To add to an excellent week for Yorkshire-trained juveniles, Mildenberger took the listed EBF British Stallion Studs Stonehenge Stakes at Salisbury. He was almost undone in a tactical race and did not have to match his 104 figure to reel in Richard Hanon’s Albishr late.

Hannon rather spoiled the party for the home team in the very valuable Goffs Premier Yearling Stakes at York as his Tangled trumped Great Prospector and Hey Jonesy. Evidently the step up to 7f wasn’t the sole reason for the improvement he showed when running away with a Newmarket nursery as he looked more than comfortable back at 6f, and stepped up another 10lb to 102. Great Prospector’s performance fell 4lb shy of the 105 he’d achieved over 7f in the Superlative Stakes at Goodwood and Hey Jonesy posted the best figure in the race at 103 under his 3lb penalty. He went into many a notebook as he raced in a smaller group of eight which included the last five home and he may well have been disadvantaged.

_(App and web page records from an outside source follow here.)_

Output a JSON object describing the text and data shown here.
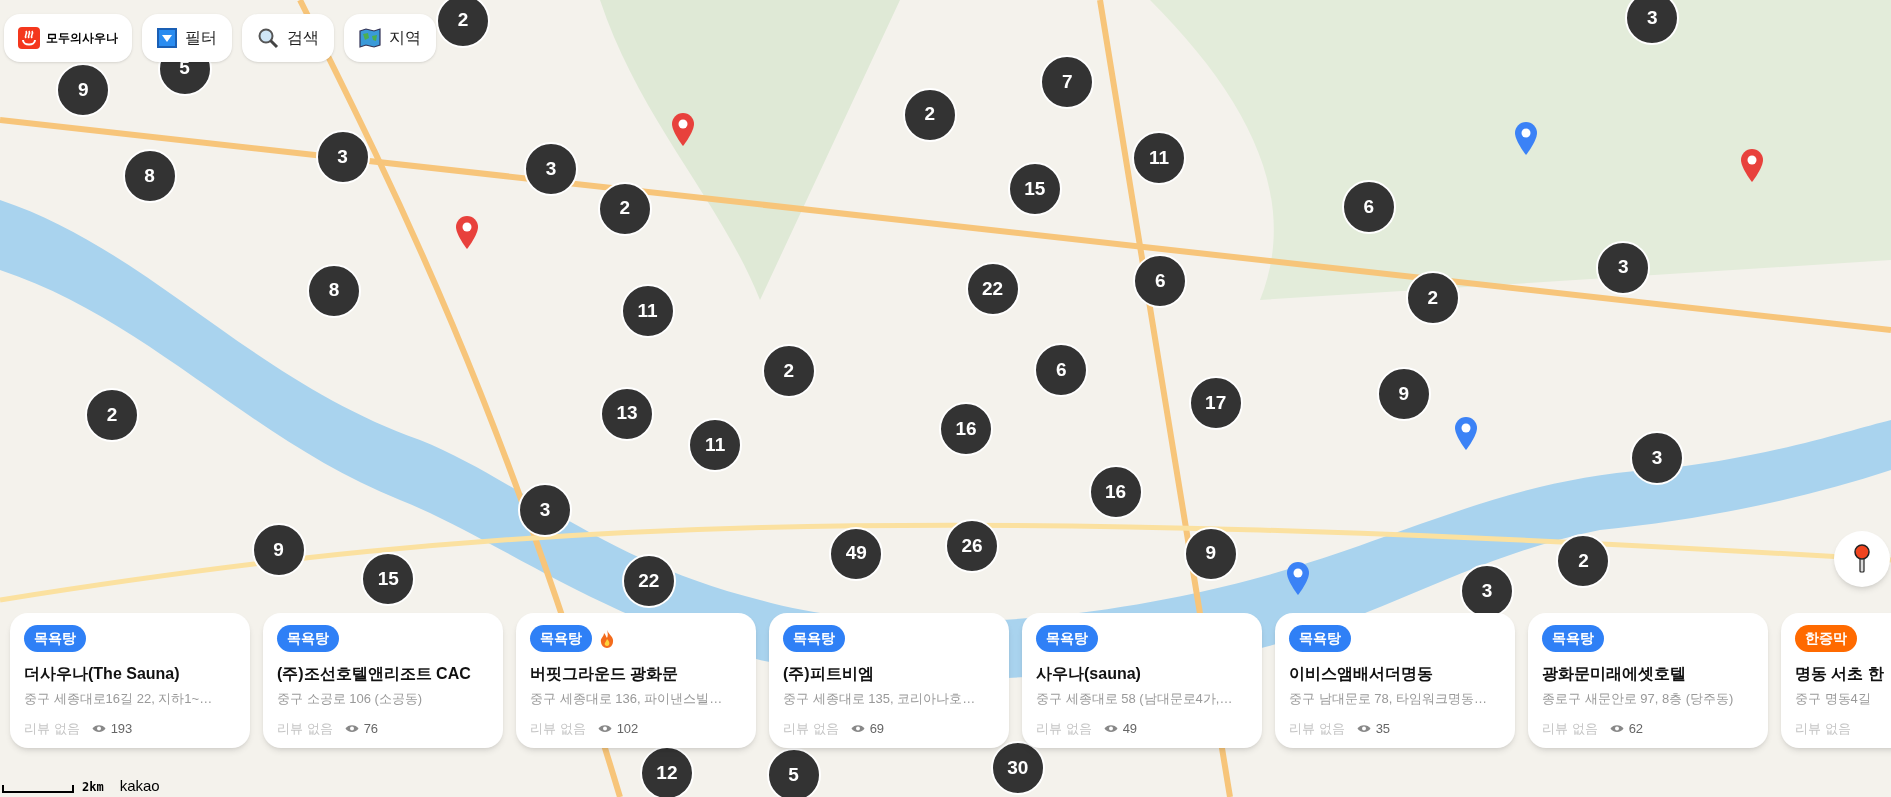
{
  "toolbar": {
    "logo_text": "모두의사우나",
    "buttons": [
      {
        "kind": "filter",
        "label": "필터"
      },
      {
        "kind": "search",
        "label": "검색"
      },
      {
        "kind": "region",
        "label": "지역"
      }
    ]
  },
  "clusters": [
    {
      "count": "2"
    },
    {
      "count": "9"
    },
    {
      "count": "5"
    },
    {
      "count": "8"
    },
    {
      "count": "3"
    },
    {
      "count": "3"
    },
    {
      "count": "2"
    },
    {
      "count": "8"
    },
    {
      "count": "11"
    },
    {
      "count": "2"
    },
    {
      "count": "7"
    },
    {
      "count": "11"
    },
    {
      "count": "15"
    },
    {
      "count": "22"
    },
    {
      "count": "6"
    },
    {
      "count": "3"
    },
    {
      "count": "6"
    },
    {
      "count": "2"
    },
    {
      "count": "3"
    },
    {
      "count": "2"
    },
    {
      "count": "13"
    },
    {
      "count": "2"
    },
    {
      "count": "6"
    },
    {
      "count": "17"
    },
    {
      "count": "9"
    },
    {
      "count": "11"
    },
    {
      "count": "16"
    },
    {
      "count": "3"
    },
    {
      "count": "3"
    },
    {
      "count": "16"
    },
    {
      "count": "9"
    },
    {
      "count": "49"
    },
    {
      "count": "26"
    },
    {
      "count": "9"
    },
    {
      "count": "2"
    },
    {
      "count": "22"
    },
    {
      "count": "15"
    },
    {
      "count": "3"
    },
    {
      "count": "12"
    },
    {
      "count": "5"
    },
    {
      "count": "30"
    }
  ],
  "cards": [
    {
      "badge": "목욕탕",
      "color": "#2f80f6",
      "hot": false,
      "name": "더사우나(The Sauna)",
      "address": "중구 세종대로16길 22, 지하1~…",
      "reviews": "리뷰 없음",
      "views": "193"
    },
    {
      "badge": "목욕탕",
      "color": "#2f80f6",
      "hot": false,
      "name": "(주)조선호텔앤리조트 CAC",
      "address": "중구 소공로 106 (소공동)",
      "reviews": "리뷰 없음",
      "views": "76"
    },
    {
      "badge": "목욕탕",
      "color": "#2f80f6",
      "hot": true,
      "name": "버핏그라운드 광화문",
      "address": "중구 세종대로 136, 파이낸스빌…",
      "reviews": "리뷰 없음",
      "views": "102"
    },
    {
      "badge": "목욕탕",
      "color": "#2f80f6",
      "hot": false,
      "name": "(주)피트비엠",
      "address": "중구 세종대로 135, 코리아나호…",
      "reviews": "리뷰 없음",
      "views": "69"
    },
    {
      "badge": "목욕탕",
      "color": "#2f80f6",
      "hot": false,
      "name": "사우나(sauna)",
      "address": "중구 세종대로 58 (남대문로4가,…",
      "reviews": "리뷰 없음",
      "views": "49"
    },
    {
      "badge": "목욕탕",
      "color": "#2f80f6",
      "hot": false,
      "name": "이비스앰배서더명동",
      "address": "중구 남대문로 78, 타임워크명동…",
      "reviews": "리뷰 없음",
      "views": "35"
    },
    {
      "badge": "목욕탕",
      "color": "#2f80f6",
      "hot": false,
      "name": "광화문미래에셋호텔",
      "address": "종로구 새문안로 97, 8층 (당주동)",
      "reviews": "리뷰 없음",
      "views": "62"
    },
    {
      "badge": "한증막",
      "color": "#ff6a00",
      "hot": false,
      "name": "명동 서초 한",
      "address": "중구 명동4길",
      "reviews": "리뷰 없음"
    }
  ],
  "scale": {
    "distance": "2km",
    "attribution": "kakao"
  }
}
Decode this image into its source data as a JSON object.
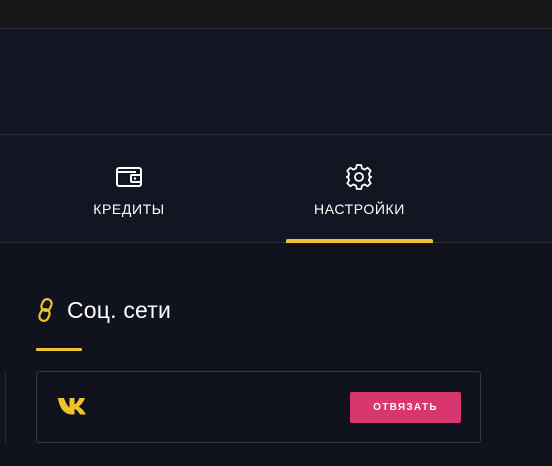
{
  "tabs": [
    {
      "label": "КРЕДИТЫ",
      "icon": "wallet-icon",
      "active": false
    },
    {
      "label": "НАСТРОЙКИ",
      "icon": "gear-icon",
      "active": true
    }
  ],
  "section": {
    "title": "Соц. сети",
    "icon": "link-icon"
  },
  "social": {
    "network_icon": "vk-icon",
    "unlink_label": "ОТВЯЗАТЬ"
  },
  "colors": {
    "accent": "#f2c230",
    "button": "#d9356e",
    "background": "#10121d",
    "panel": "#121522",
    "border": "#2b2e3a"
  }
}
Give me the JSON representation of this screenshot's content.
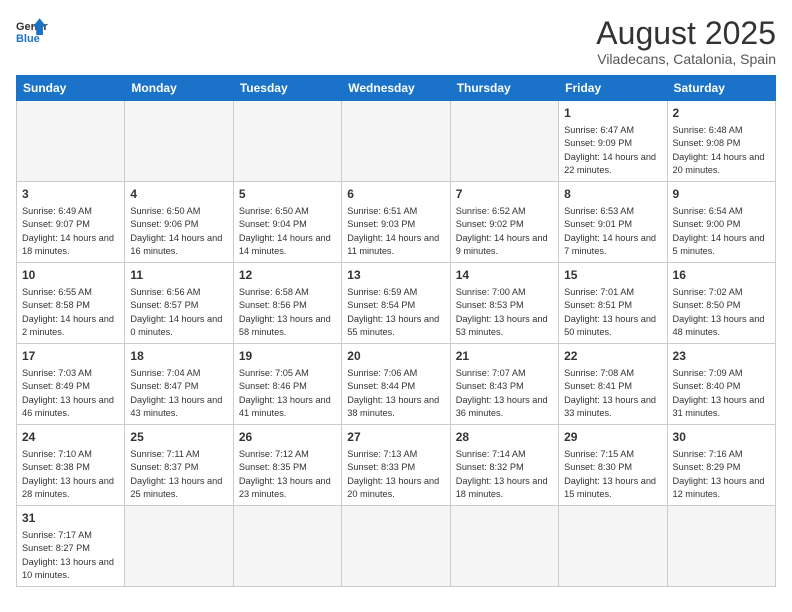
{
  "logo": {
    "text_general": "General",
    "text_blue": "Blue"
  },
  "header": {
    "month_year": "August 2025",
    "location": "Viladecans, Catalonia, Spain"
  },
  "weekdays": [
    "Sunday",
    "Monday",
    "Tuesday",
    "Wednesday",
    "Thursday",
    "Friday",
    "Saturday"
  ],
  "rows": [
    [
      {
        "day": "",
        "info": "",
        "empty": true
      },
      {
        "day": "",
        "info": "",
        "empty": true
      },
      {
        "day": "",
        "info": "",
        "empty": true
      },
      {
        "day": "",
        "info": "",
        "empty": true
      },
      {
        "day": "",
        "info": "",
        "empty": true
      },
      {
        "day": "1",
        "info": "Sunrise: 6:47 AM\nSunset: 9:09 PM\nDaylight: 14 hours and 22 minutes."
      },
      {
        "day": "2",
        "info": "Sunrise: 6:48 AM\nSunset: 9:08 PM\nDaylight: 14 hours and 20 minutes."
      }
    ],
    [
      {
        "day": "3",
        "info": "Sunrise: 6:49 AM\nSunset: 9:07 PM\nDaylight: 14 hours and 18 minutes."
      },
      {
        "day": "4",
        "info": "Sunrise: 6:50 AM\nSunset: 9:06 PM\nDaylight: 14 hours and 16 minutes."
      },
      {
        "day": "5",
        "info": "Sunrise: 6:50 AM\nSunset: 9:04 PM\nDaylight: 14 hours and 14 minutes."
      },
      {
        "day": "6",
        "info": "Sunrise: 6:51 AM\nSunset: 9:03 PM\nDaylight: 14 hours and 11 minutes."
      },
      {
        "day": "7",
        "info": "Sunrise: 6:52 AM\nSunset: 9:02 PM\nDaylight: 14 hours and 9 minutes."
      },
      {
        "day": "8",
        "info": "Sunrise: 6:53 AM\nSunset: 9:01 PM\nDaylight: 14 hours and 7 minutes."
      },
      {
        "day": "9",
        "info": "Sunrise: 6:54 AM\nSunset: 9:00 PM\nDaylight: 14 hours and 5 minutes."
      }
    ],
    [
      {
        "day": "10",
        "info": "Sunrise: 6:55 AM\nSunset: 8:58 PM\nDaylight: 14 hours and 2 minutes."
      },
      {
        "day": "11",
        "info": "Sunrise: 6:56 AM\nSunset: 8:57 PM\nDaylight: 14 hours and 0 minutes."
      },
      {
        "day": "12",
        "info": "Sunrise: 6:58 AM\nSunset: 8:56 PM\nDaylight: 13 hours and 58 minutes."
      },
      {
        "day": "13",
        "info": "Sunrise: 6:59 AM\nSunset: 8:54 PM\nDaylight: 13 hours and 55 minutes."
      },
      {
        "day": "14",
        "info": "Sunrise: 7:00 AM\nSunset: 8:53 PM\nDaylight: 13 hours and 53 minutes."
      },
      {
        "day": "15",
        "info": "Sunrise: 7:01 AM\nSunset: 8:51 PM\nDaylight: 13 hours and 50 minutes."
      },
      {
        "day": "16",
        "info": "Sunrise: 7:02 AM\nSunset: 8:50 PM\nDaylight: 13 hours and 48 minutes."
      }
    ],
    [
      {
        "day": "17",
        "info": "Sunrise: 7:03 AM\nSunset: 8:49 PM\nDaylight: 13 hours and 46 minutes."
      },
      {
        "day": "18",
        "info": "Sunrise: 7:04 AM\nSunset: 8:47 PM\nDaylight: 13 hours and 43 minutes."
      },
      {
        "day": "19",
        "info": "Sunrise: 7:05 AM\nSunset: 8:46 PM\nDaylight: 13 hours and 41 minutes."
      },
      {
        "day": "20",
        "info": "Sunrise: 7:06 AM\nSunset: 8:44 PM\nDaylight: 13 hours and 38 minutes."
      },
      {
        "day": "21",
        "info": "Sunrise: 7:07 AM\nSunset: 8:43 PM\nDaylight: 13 hours and 36 minutes."
      },
      {
        "day": "22",
        "info": "Sunrise: 7:08 AM\nSunset: 8:41 PM\nDaylight: 13 hours and 33 minutes."
      },
      {
        "day": "23",
        "info": "Sunrise: 7:09 AM\nSunset: 8:40 PM\nDaylight: 13 hours and 31 minutes."
      }
    ],
    [
      {
        "day": "24",
        "info": "Sunrise: 7:10 AM\nSunset: 8:38 PM\nDaylight: 13 hours and 28 minutes."
      },
      {
        "day": "25",
        "info": "Sunrise: 7:11 AM\nSunset: 8:37 PM\nDaylight: 13 hours and 25 minutes."
      },
      {
        "day": "26",
        "info": "Sunrise: 7:12 AM\nSunset: 8:35 PM\nDaylight: 13 hours and 23 minutes."
      },
      {
        "day": "27",
        "info": "Sunrise: 7:13 AM\nSunset: 8:33 PM\nDaylight: 13 hours and 20 minutes."
      },
      {
        "day": "28",
        "info": "Sunrise: 7:14 AM\nSunset: 8:32 PM\nDaylight: 13 hours and 18 minutes."
      },
      {
        "day": "29",
        "info": "Sunrise: 7:15 AM\nSunset: 8:30 PM\nDaylight: 13 hours and 15 minutes."
      },
      {
        "day": "30",
        "info": "Sunrise: 7:16 AM\nSunset: 8:29 PM\nDaylight: 13 hours and 12 minutes."
      }
    ],
    [
      {
        "day": "31",
        "info": "Sunrise: 7:17 AM\nSunset: 8:27 PM\nDaylight: 13 hours and 10 minutes.",
        "lastrow": true
      },
      {
        "day": "",
        "info": "",
        "empty": true,
        "lastrow": true
      },
      {
        "day": "",
        "info": "",
        "empty": true,
        "lastrow": true
      },
      {
        "day": "",
        "info": "",
        "empty": true,
        "lastrow": true
      },
      {
        "day": "",
        "info": "",
        "empty": true,
        "lastrow": true
      },
      {
        "day": "",
        "info": "",
        "empty": true,
        "lastrow": true
      },
      {
        "day": "",
        "info": "",
        "empty": true,
        "lastrow": true
      }
    ]
  ]
}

Goodwood also staged a pattern race in the form of the Group 3 Grosvenor Sport Prestige Stakes. Billesdon Brook had overcome all sorts of trouble when snatching a last-gasp win in a nursery at the track’s Festival fixture.  She showed even better form as she confirmed superiority over Whitefountainfairy from Sandown. 100 was the winning figure and I raised Sandown’s Star Stakes, won by subsequent Group 3 scorer Tajaanus, 2lb on the back of it.